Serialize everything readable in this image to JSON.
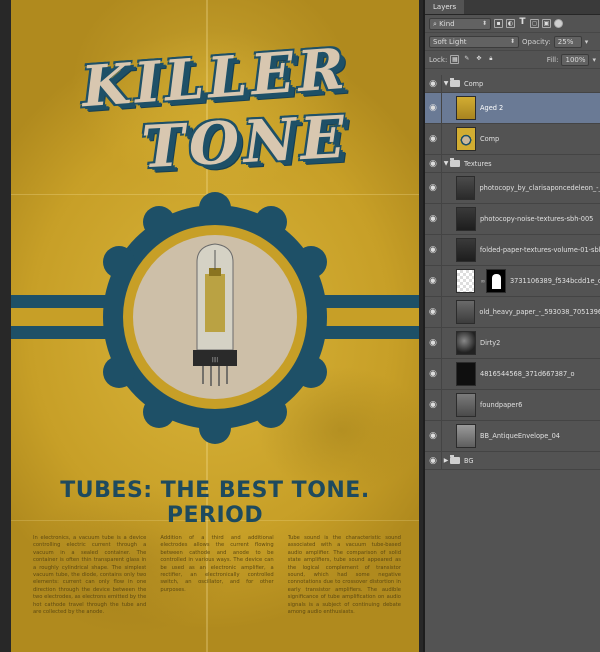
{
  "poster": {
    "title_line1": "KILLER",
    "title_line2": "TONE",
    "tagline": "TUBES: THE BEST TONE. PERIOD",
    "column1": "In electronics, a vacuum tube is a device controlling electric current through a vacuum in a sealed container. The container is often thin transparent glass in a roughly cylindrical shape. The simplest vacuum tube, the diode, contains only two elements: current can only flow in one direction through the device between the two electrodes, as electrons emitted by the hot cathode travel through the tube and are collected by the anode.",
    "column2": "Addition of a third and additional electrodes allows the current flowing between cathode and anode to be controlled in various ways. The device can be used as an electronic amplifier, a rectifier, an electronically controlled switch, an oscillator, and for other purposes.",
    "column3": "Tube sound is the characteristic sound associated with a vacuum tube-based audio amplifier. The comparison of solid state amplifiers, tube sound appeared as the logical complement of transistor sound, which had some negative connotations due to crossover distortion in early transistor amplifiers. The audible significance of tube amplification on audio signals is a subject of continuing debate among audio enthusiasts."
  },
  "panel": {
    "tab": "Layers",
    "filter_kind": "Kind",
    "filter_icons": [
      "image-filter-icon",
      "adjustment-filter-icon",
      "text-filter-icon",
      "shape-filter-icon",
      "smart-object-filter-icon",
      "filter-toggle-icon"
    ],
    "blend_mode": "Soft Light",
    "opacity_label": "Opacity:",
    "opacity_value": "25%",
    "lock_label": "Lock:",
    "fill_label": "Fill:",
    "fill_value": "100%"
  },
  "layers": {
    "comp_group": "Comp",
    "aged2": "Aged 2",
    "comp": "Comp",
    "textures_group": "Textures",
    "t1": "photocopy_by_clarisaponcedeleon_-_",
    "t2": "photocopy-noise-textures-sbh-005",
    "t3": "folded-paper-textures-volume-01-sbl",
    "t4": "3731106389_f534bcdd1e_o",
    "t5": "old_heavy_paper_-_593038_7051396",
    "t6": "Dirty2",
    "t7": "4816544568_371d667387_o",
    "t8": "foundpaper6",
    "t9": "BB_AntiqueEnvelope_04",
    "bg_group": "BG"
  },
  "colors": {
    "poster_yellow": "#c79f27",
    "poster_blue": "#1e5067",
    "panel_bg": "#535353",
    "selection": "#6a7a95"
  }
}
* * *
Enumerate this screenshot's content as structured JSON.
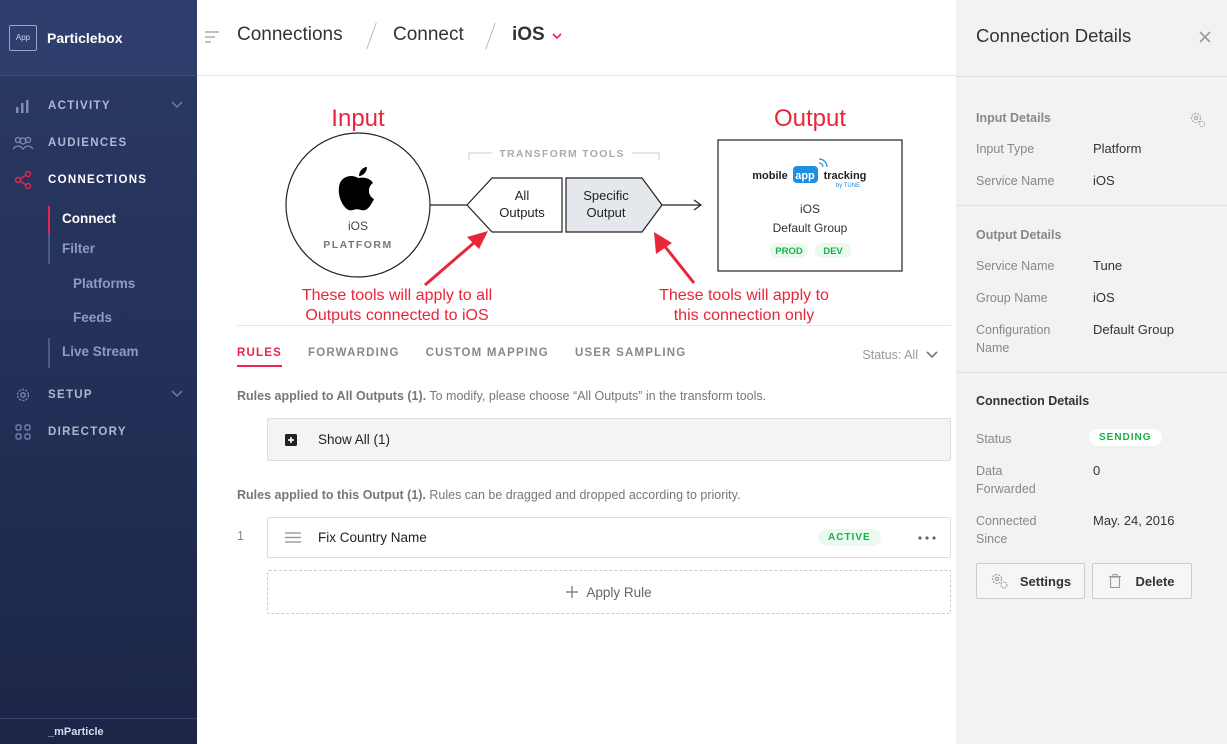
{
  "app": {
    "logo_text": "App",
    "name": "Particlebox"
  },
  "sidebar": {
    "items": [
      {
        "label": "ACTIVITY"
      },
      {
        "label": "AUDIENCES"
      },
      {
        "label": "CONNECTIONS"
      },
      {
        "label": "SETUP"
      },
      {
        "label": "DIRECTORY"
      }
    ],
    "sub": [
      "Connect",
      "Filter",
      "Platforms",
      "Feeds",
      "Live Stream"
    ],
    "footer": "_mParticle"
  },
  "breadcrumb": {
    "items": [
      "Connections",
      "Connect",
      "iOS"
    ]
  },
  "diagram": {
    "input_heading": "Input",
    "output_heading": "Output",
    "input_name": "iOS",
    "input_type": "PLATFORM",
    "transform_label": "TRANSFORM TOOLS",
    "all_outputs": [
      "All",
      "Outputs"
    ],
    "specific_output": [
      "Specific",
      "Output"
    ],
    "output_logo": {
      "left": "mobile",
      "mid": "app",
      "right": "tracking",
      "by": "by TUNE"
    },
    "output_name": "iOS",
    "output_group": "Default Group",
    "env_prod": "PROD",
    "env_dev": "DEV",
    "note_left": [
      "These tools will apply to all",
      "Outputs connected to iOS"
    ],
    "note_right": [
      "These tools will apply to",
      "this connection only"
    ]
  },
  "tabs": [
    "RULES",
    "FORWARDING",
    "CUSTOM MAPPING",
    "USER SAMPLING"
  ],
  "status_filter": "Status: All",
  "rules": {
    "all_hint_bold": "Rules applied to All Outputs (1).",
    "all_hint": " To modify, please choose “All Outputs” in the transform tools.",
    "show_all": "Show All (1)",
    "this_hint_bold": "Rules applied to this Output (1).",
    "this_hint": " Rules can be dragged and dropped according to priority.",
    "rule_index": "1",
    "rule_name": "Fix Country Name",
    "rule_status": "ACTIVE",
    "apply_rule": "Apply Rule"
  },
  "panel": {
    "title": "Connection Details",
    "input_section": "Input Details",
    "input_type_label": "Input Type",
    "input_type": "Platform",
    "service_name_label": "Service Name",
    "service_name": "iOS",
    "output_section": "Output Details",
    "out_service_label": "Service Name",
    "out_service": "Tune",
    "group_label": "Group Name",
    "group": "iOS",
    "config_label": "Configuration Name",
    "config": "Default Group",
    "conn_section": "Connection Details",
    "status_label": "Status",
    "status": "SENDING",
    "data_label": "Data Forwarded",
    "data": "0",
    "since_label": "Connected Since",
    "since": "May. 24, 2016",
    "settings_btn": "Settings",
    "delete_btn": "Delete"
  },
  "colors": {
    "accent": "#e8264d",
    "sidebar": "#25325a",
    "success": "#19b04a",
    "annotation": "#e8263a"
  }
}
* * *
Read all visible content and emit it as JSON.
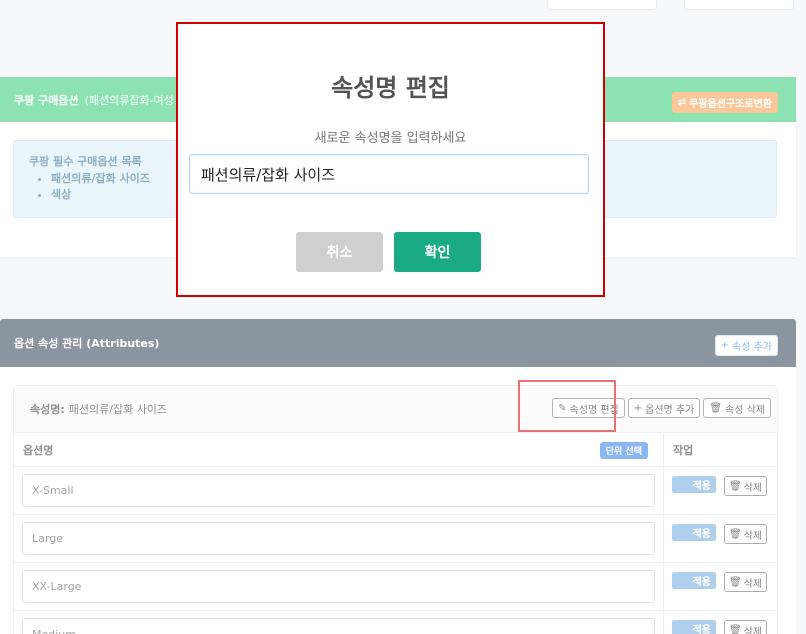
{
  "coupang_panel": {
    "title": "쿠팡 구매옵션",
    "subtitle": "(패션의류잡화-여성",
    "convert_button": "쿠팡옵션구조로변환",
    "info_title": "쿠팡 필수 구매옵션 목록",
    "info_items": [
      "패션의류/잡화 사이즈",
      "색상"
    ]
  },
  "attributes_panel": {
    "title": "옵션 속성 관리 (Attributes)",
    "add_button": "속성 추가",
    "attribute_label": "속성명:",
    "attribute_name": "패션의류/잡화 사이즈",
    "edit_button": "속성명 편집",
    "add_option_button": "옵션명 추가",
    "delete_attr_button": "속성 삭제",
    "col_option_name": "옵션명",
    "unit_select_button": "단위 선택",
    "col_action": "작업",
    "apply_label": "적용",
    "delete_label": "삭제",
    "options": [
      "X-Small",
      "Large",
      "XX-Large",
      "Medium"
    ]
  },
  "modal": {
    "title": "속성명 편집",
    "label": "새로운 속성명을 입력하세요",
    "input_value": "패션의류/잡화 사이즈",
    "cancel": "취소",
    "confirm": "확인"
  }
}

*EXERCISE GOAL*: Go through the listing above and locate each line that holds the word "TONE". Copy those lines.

*RESULT*:
    "title_line2": "TONE",
    "tagline": "TUBES: THE BEST TONE. PERIOD",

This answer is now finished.